When we step back from our life, we reflect on it. This helps us note what’s truly important and what affects our happiness the most. We also get to see how our lives and the environment we live in are interconnected. There is immense beauty in this gratitude if you take the time to see it.
My think week made me realize how badly I needed this reflection time—how much we all do.
4. Covid and subsequent lockdown last year has shown that our lives need more solitude. Solitude can take many forms. For me, it was time away from Mobile and the feeling of peace that came with, while listening to my favorite music.
I read somewhere Solitude is defined as a state in which your mind is free from input from other minds. There are two levels of solitude.
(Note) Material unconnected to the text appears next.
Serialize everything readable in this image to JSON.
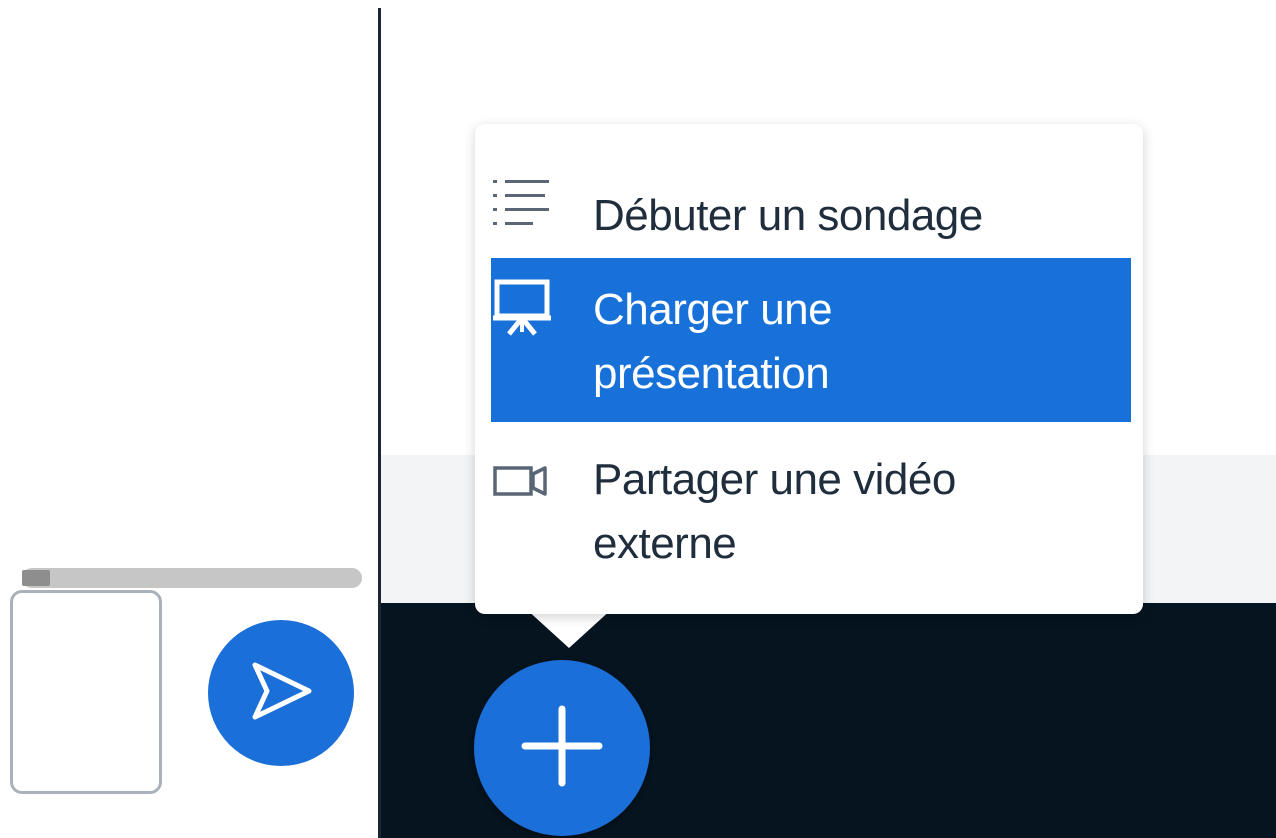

The first comes in the form of small blocks of reflection time (waiting in line without your phone, quietly sipping your morning coffee/tea). The second is the extended periods of reflection time where we get to disconnect for the weekend or take a temporary digital detox during a long flight. We need more of both.
However you define it, solitude is key to productive reflection. I am lucky—few of us have the flexibility in our work and home lives to take a full seven-day think week.
5.We need think breaks more often. Think week made me realize I needed more think weeks. That’s why unlike Bill Gates I will have 4 Think Weeks beginning of every quarter 🙂
Though my first Think Week was a mixed bag, I am in for these Think Week breaks and have already started looking forward to my second Think Week break in July. It’s not easy. It requires some fortitude, and need to have the support of loved ones and other stakeholders.